--- Given records Enclosed Below ---

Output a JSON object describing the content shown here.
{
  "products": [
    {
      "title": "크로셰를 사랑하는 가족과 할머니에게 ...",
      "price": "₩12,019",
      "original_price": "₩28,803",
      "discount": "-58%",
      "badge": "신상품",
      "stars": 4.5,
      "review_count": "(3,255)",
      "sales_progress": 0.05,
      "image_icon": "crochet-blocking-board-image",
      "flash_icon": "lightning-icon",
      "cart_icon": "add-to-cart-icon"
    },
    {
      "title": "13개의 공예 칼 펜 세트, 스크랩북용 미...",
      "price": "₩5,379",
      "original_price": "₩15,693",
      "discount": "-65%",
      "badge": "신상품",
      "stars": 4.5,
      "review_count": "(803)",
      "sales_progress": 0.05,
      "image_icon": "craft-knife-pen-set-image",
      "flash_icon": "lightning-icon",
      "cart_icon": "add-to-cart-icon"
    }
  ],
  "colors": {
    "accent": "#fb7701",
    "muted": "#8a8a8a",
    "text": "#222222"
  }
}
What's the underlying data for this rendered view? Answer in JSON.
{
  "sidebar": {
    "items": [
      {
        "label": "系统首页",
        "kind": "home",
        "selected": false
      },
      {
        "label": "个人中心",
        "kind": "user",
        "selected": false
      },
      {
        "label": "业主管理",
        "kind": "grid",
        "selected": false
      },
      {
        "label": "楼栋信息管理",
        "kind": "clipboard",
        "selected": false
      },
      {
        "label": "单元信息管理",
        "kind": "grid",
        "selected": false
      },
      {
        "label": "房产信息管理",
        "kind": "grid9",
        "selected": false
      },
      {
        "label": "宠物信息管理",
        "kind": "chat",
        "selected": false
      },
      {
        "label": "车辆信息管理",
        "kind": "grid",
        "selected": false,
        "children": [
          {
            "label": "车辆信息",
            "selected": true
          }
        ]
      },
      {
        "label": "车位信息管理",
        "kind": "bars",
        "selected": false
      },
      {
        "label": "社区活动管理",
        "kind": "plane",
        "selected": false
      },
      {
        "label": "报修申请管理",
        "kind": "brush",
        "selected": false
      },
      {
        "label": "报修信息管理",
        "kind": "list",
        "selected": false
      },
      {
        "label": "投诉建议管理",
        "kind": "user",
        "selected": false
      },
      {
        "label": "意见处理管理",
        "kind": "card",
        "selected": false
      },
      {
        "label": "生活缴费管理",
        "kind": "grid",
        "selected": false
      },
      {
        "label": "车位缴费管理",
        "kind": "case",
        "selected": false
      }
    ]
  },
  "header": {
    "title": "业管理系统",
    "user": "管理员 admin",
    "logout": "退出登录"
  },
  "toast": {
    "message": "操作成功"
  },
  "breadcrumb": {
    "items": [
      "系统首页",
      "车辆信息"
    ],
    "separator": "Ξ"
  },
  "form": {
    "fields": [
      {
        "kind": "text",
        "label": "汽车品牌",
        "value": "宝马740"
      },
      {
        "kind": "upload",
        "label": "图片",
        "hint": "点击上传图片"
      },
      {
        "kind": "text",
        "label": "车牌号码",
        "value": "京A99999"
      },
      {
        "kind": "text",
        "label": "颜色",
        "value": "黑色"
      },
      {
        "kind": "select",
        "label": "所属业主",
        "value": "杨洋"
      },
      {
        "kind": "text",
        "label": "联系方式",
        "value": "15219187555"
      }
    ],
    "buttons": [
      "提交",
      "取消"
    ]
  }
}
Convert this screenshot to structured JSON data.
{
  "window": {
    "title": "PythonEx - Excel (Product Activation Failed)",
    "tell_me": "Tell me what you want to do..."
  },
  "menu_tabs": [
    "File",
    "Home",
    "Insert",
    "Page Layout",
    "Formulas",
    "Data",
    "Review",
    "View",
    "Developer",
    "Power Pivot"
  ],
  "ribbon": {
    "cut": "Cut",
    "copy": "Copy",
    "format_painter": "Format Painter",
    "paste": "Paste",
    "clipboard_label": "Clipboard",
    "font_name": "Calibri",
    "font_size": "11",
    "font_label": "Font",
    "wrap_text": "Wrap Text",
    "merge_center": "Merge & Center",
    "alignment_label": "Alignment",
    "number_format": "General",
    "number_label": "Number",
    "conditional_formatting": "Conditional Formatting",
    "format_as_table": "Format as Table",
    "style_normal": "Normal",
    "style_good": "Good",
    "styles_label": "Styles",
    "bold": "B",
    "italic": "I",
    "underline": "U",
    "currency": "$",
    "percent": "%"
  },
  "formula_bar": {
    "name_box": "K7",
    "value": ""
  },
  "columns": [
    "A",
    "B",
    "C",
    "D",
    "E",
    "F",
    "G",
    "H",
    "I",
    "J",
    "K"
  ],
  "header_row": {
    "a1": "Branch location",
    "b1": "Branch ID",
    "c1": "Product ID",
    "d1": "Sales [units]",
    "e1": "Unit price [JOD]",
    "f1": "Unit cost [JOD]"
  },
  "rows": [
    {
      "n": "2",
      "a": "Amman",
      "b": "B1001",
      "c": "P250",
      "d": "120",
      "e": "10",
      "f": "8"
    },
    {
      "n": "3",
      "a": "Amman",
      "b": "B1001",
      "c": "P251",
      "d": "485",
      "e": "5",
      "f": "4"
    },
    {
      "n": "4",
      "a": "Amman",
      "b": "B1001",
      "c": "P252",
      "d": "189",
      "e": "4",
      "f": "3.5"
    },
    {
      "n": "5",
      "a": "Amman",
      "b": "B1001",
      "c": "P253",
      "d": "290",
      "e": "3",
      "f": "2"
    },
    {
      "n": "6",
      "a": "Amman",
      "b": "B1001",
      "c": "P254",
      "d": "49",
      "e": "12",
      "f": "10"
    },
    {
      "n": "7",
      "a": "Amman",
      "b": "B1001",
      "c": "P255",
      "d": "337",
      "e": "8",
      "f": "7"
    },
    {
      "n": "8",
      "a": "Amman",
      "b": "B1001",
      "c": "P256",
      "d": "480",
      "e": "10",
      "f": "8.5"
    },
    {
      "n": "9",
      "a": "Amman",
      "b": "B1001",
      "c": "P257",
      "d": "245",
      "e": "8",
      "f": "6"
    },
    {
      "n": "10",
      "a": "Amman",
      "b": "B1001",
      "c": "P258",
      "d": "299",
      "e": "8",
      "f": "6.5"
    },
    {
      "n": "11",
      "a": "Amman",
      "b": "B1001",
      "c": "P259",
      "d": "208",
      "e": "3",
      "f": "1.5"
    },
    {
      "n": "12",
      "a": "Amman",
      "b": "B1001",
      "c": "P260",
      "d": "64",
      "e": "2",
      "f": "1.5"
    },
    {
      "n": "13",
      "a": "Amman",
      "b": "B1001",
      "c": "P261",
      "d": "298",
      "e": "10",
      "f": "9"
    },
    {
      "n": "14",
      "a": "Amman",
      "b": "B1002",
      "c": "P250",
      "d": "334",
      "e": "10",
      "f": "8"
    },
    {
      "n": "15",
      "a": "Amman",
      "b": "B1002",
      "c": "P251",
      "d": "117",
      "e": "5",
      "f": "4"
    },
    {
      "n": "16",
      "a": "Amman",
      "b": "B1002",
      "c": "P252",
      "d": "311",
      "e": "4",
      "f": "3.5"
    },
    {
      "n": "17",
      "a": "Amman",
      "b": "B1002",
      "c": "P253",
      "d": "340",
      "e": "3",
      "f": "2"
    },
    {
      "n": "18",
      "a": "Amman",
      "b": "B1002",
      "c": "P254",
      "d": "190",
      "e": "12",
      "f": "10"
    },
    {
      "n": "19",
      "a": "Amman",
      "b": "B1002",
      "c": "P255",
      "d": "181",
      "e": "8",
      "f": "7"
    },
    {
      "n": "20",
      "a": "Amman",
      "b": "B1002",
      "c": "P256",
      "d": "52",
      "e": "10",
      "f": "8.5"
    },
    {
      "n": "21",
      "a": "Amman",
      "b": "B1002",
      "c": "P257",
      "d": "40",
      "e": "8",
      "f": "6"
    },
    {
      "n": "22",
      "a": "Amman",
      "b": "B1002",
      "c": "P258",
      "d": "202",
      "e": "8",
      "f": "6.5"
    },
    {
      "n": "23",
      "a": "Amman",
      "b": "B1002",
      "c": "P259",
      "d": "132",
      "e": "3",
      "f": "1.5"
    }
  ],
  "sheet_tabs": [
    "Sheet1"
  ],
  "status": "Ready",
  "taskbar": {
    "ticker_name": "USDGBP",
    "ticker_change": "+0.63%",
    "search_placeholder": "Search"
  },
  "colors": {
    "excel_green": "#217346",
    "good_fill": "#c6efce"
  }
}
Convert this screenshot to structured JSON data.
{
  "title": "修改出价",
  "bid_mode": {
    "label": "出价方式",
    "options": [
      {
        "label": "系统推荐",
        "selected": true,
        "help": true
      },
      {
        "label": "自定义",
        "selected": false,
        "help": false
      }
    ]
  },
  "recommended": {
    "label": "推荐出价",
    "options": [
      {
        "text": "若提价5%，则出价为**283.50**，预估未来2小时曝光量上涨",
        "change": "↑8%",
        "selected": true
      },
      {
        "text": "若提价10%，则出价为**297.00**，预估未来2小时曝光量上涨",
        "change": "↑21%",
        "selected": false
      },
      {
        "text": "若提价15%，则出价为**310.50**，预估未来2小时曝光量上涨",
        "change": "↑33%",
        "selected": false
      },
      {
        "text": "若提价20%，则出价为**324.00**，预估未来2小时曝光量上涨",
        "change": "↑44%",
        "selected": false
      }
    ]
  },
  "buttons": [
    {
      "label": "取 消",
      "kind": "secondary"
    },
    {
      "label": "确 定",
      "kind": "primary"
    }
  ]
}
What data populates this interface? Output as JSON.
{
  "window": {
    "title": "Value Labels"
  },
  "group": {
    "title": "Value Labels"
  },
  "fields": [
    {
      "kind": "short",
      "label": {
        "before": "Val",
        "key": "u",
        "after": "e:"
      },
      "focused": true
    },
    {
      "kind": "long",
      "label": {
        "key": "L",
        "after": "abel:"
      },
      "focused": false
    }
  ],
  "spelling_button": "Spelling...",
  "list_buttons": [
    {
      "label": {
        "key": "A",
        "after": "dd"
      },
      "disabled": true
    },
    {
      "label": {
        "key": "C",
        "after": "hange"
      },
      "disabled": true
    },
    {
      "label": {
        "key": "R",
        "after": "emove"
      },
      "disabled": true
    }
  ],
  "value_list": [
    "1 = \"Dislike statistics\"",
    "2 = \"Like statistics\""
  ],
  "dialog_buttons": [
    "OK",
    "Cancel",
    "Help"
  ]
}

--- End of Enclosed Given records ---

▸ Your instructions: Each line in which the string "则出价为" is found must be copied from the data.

▸ Result of this task:
        "text": "若提价5%，则出价为**283.50**，预估未来2小时曝光量上涨",
        "text": "若提价10%，则出价为**297.00**，预估未来2小时曝光量上涨",
        "text": "若提价15%，则出价为**310.50**，预估未来2小时曝光量上涨",
        "text": "若提价20%，则出价为**324.00**，预估未来2小时曝光量上涨",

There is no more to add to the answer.